The Texans special teamers are doing more than just practicing during OTAs this offseason.
Under special teams coordinator Brad Seely and assistant special teams coach Tracy Smith, they're bringing an attitude.
“We’re trying to establish a culture,” Seely said. “It’s about effort. That’s the No. 1 thing. We’re always looking for a great effort and I think that’s what we’re doing in these practices. Guys get a little tired and we got to keep pushing them and they understand it’s important for them to give all they got.”
Seely has served as an NFL special teams coordinator in every season since 1989 and has 40 years of overall coaching experience. Last year, the Texans special teams made big strides in a number of categories. In Seely’s first season with the team, Houston led the NFL in opponent starting field position with an average of the 25.5-yard line and ranked second in the NFL in starting field position (31.3).
"I think we improved in a lot of areas, just because I think we had a little bit of turnover in personnel and the head coach (Bill O'Brien) was outstanding about stressing the importance of being good on special teams,” Seely said. “I think our guys really had an attitude that they thought they were a really vital part of the football team, and I think that's huge when you out there to play and they think they can help us have some success."
The Texans had a number of new faces playing big roles on special teams. Rookie punter Trevor Daniel finished fourth in the NFL with 36 punts pinned inside the 20-yard line. Return specialist DeAndre Carter, claimed off waivers prior to Week 10, averaged 10.6 yards per punt return and 24.7 yards per kickoff return in the final seven games of the regular season.
Rookie Buddy Howell arrived in Houston just days before the 2018 regular season opener. He made his NFL debut in Week 2 and also solidified his role on the team as a special teams player. While he did not record a carry as a running back, Howell saw action in 15 games and finished with nine special teams tackles, one forced fumble in Week 6 against Buffalo and one fumble recovery in 13 against Cleveland.
“As a running back, you would love to get a carry but when you know your role and play your role, it’s a good feeling to go out there and compete because some people could get frustrated trying to beg for carries when don’t get carries,” Howell said. “I don’t really set myself up for that mindset. I just know they want me here for special teams, to make an impact on special teams. So, that’s my thing. If it get a carry, that’s a bonus for me.”
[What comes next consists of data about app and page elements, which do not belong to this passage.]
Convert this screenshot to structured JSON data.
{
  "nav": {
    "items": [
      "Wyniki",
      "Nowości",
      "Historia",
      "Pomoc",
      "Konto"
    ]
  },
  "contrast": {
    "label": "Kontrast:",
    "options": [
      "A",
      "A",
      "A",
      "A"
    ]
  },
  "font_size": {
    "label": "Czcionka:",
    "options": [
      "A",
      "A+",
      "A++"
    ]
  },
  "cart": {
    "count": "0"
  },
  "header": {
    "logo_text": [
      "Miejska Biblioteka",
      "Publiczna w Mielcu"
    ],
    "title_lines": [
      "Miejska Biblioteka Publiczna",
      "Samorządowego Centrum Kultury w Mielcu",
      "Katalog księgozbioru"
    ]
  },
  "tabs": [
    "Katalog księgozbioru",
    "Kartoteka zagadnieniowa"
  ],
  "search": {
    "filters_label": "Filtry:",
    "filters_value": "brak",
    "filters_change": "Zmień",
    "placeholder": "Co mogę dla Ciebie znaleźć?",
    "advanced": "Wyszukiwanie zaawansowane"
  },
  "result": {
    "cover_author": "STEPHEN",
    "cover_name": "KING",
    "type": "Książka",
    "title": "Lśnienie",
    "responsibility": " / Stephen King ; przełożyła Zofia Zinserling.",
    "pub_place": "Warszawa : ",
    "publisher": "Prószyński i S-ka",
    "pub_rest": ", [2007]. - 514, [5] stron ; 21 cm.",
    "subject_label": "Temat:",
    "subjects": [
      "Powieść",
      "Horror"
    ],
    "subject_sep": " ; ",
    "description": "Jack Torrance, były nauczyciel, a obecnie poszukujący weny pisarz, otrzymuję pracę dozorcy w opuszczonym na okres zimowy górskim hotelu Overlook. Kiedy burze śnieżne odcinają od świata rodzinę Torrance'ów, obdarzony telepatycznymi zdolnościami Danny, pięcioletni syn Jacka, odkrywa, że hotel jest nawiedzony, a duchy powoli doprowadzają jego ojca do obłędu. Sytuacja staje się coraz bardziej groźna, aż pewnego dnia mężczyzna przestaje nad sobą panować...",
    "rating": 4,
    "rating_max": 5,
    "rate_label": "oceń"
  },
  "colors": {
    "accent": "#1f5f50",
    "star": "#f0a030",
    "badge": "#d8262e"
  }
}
Howell’s attitude, much like the rest of the Texans special teams contributors, is exactly the culture that Seely and O’Brien want. Heading into 2018, the Texans put an emphasis on special teams, wanting to make major improvements from the top down to each player’s perception of playing on special teams.
“It’s great for me because he (Howell) understands why he’s on our team,” Seely said. “I think that’s a really big part of it is that all those guys that have roles have to understand what their role is and how they can help our team and how they can continue to be on our team and so Buddy’s one of those guys that took to it immediately. He understood what his role was and I thought as a rookie he did a really nice job for us."
Check out some of the best shots from Week 3 of Texans OTAs.